### THE TASK
Among the records below, find each line bearing the word "لوازم" and copy it.

### DATA FOR REVIEW

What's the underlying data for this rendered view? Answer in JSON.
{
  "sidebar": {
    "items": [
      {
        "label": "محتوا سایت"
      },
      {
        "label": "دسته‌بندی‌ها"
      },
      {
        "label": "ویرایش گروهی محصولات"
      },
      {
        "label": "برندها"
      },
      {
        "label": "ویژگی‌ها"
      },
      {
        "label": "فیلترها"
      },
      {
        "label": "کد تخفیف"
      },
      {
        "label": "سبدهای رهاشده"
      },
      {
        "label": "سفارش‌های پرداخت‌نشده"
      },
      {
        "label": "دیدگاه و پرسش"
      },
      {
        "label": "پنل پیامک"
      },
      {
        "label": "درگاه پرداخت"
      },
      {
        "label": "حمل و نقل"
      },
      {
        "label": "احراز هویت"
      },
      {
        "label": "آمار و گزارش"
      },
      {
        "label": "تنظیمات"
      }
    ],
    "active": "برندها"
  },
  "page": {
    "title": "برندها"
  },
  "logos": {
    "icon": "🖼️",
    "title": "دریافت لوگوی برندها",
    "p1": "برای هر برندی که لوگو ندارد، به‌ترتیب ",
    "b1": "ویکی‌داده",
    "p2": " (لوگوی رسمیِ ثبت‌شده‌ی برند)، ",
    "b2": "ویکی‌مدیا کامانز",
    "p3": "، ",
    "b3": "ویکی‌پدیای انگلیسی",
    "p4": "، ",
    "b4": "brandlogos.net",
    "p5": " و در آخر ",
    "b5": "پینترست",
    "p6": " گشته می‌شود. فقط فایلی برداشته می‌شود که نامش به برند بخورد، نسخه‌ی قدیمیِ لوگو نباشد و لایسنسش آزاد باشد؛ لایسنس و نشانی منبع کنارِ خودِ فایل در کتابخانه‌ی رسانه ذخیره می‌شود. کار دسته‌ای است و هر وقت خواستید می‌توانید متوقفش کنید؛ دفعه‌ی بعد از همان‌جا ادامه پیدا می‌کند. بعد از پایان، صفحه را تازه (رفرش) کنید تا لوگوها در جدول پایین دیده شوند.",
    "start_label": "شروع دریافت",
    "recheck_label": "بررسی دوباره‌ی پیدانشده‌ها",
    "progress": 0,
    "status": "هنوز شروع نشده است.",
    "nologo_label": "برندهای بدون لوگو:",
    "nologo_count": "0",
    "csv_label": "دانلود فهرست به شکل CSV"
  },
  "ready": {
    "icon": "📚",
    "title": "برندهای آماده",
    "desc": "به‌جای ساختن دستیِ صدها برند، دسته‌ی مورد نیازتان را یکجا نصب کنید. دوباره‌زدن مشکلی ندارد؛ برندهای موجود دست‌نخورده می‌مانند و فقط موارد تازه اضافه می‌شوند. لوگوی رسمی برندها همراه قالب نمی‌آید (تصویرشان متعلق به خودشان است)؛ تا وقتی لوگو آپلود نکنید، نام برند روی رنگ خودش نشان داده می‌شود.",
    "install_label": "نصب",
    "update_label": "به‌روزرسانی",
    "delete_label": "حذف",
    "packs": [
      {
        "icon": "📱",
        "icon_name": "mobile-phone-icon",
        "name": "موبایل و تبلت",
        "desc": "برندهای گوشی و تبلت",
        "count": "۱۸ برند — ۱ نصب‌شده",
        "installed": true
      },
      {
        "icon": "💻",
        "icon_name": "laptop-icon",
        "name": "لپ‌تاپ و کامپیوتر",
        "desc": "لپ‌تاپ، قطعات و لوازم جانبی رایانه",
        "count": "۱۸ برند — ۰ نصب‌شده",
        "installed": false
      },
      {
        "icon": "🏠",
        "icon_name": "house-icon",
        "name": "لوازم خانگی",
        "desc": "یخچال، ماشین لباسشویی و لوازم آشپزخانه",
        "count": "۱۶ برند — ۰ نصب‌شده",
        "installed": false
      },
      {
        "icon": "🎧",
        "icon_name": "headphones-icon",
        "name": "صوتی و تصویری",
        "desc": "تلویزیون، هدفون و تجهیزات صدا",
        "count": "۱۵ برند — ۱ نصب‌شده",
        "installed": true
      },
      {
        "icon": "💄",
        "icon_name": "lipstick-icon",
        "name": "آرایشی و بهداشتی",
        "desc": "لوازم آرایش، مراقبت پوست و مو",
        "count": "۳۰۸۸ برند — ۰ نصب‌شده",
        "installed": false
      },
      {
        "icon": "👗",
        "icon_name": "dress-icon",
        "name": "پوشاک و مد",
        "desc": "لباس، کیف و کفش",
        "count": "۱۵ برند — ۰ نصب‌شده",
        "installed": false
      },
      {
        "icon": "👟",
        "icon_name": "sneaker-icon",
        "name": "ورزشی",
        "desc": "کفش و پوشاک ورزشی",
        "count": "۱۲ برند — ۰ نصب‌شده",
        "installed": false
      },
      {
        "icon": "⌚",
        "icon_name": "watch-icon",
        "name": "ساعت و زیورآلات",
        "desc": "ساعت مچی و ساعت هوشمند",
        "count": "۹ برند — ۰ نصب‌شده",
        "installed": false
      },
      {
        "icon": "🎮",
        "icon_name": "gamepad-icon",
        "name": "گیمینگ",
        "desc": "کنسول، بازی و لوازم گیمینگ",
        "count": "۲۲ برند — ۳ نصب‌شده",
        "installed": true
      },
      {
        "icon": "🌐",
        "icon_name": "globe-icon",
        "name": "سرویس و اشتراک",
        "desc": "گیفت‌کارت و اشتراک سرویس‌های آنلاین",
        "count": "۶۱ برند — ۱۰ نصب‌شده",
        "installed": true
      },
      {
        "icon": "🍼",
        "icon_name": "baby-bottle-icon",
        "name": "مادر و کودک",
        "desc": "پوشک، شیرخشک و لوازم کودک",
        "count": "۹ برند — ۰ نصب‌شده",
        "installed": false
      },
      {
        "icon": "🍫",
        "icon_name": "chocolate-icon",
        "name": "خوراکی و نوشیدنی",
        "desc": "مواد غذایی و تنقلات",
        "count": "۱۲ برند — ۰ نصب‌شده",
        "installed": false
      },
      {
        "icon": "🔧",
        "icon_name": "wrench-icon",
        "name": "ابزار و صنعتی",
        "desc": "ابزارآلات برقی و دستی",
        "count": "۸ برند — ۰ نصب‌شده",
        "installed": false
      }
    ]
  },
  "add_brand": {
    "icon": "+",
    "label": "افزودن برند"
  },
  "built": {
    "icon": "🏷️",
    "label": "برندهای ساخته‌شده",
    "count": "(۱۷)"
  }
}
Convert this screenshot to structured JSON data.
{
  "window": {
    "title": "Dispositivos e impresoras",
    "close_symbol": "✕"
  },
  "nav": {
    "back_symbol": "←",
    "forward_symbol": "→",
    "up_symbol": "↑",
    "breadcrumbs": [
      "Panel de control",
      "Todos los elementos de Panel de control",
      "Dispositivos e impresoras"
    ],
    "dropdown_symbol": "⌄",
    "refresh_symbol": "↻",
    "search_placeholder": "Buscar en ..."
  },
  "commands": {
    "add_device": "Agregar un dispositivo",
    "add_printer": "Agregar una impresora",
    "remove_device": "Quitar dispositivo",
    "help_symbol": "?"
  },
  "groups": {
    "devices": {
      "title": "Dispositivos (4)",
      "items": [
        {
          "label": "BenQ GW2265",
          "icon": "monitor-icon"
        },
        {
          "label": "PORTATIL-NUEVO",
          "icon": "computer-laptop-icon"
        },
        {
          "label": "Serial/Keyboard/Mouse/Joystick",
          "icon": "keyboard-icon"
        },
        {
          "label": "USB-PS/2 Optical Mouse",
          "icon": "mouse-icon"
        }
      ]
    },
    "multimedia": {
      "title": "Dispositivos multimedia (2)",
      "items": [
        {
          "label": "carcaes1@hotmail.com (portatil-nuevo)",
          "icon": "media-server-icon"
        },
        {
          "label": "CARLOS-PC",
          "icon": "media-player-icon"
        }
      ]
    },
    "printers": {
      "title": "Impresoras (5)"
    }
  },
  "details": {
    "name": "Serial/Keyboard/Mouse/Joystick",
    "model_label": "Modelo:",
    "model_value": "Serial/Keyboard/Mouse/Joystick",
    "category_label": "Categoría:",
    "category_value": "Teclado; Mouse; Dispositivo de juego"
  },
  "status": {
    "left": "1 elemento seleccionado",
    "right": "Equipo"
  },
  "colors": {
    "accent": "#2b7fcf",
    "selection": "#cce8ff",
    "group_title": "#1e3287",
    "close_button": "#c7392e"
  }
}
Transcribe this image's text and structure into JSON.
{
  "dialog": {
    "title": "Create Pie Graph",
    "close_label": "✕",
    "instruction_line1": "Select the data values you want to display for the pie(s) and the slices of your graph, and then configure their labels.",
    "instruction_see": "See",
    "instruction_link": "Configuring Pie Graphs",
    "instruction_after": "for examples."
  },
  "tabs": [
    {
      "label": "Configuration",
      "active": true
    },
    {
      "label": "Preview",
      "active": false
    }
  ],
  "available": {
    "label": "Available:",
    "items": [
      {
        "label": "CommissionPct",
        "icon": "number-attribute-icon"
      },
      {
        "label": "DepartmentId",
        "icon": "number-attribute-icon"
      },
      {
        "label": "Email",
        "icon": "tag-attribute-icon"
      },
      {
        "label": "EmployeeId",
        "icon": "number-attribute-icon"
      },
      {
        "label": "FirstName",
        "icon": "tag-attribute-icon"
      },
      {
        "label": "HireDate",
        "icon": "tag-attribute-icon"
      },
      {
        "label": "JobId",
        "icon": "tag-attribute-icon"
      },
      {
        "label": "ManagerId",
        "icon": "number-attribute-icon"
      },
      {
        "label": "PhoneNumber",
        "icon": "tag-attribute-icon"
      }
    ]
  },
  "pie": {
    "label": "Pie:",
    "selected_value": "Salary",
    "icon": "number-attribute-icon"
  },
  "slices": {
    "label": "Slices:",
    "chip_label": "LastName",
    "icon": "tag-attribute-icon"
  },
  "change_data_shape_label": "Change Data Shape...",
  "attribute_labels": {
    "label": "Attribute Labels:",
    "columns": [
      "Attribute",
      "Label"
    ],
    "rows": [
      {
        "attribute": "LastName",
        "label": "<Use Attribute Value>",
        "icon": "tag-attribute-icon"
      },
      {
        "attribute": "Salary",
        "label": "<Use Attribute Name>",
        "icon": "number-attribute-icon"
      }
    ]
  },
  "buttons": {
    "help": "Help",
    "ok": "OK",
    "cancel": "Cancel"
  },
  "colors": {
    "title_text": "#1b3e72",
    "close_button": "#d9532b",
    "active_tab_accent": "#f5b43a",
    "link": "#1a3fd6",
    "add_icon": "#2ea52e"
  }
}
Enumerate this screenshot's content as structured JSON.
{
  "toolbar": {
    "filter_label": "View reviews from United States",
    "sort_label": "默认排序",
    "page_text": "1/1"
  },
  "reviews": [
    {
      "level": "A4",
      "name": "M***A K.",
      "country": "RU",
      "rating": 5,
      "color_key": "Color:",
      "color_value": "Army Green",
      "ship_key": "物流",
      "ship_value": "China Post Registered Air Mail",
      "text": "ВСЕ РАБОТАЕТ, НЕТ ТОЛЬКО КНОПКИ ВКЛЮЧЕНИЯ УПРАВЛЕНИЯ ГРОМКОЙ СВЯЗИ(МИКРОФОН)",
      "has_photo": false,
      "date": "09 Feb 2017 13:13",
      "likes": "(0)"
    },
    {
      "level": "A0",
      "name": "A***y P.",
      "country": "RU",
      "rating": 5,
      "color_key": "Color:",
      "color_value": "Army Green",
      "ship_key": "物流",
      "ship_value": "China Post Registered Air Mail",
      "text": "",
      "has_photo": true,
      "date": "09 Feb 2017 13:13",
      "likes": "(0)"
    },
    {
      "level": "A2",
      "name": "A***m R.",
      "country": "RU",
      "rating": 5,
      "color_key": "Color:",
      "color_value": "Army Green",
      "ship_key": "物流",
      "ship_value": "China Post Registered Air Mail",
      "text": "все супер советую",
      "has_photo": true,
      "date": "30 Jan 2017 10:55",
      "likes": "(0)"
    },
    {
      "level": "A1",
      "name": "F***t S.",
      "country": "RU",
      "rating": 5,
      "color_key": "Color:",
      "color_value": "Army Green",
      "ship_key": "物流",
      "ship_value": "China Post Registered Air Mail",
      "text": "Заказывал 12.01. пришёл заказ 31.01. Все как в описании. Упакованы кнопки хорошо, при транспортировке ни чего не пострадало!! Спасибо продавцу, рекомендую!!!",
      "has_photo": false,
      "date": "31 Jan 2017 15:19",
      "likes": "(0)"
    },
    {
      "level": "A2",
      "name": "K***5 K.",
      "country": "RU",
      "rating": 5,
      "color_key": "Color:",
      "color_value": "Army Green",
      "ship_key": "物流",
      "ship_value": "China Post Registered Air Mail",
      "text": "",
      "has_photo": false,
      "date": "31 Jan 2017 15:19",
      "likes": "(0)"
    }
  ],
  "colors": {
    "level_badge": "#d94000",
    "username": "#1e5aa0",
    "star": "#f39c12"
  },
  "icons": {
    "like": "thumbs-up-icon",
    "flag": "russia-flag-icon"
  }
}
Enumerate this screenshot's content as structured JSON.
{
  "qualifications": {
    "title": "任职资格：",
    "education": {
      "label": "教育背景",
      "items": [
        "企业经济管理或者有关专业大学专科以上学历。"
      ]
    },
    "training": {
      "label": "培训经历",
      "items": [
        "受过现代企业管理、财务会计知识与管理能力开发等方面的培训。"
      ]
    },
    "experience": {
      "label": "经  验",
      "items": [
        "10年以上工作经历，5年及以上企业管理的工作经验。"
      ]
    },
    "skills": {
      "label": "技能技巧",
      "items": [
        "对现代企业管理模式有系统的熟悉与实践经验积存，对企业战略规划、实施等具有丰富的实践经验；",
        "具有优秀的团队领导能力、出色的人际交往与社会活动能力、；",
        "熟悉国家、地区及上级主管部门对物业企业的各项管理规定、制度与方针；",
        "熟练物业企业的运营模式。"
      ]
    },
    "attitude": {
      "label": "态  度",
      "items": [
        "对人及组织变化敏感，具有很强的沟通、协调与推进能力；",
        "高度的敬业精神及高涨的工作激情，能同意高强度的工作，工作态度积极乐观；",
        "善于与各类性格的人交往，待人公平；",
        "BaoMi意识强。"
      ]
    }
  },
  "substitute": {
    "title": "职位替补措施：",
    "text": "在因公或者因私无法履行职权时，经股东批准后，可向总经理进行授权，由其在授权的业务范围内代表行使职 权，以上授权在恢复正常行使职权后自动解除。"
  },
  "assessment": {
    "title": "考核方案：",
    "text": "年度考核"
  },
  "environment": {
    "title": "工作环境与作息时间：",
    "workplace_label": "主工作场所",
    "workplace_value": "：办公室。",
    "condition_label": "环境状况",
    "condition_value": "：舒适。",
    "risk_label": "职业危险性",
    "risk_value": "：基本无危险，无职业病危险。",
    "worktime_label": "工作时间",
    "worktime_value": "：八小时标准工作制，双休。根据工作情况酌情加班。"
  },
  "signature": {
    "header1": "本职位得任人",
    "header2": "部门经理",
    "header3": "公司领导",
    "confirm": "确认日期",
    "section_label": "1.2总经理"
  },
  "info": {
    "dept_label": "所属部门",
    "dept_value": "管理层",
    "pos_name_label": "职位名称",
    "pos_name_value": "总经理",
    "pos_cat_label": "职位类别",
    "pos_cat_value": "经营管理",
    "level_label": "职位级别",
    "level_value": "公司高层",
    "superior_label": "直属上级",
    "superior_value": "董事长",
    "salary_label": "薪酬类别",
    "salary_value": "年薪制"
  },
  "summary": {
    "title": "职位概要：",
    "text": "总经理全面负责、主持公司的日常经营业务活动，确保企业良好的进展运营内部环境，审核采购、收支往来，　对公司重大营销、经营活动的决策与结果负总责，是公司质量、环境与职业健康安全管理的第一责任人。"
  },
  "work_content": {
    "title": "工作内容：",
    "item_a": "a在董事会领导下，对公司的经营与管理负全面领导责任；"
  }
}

### REPLY TO THE TASK
        "desc": "لپ‌تاپ، قطعات و لوازم جانبی رایانه",
        "name": "لوازم خانگی",
        "desc": "یخچال، ماشین لباسشویی و لوازم آشپزخانه",
        "desc": "لوازم آرایش، مراقبت پوست و مو",
        "desc": "کنسول، بازی و لوازم گیمینگ",
        "desc": "پوشک، شیرخشک و لوازم کودک",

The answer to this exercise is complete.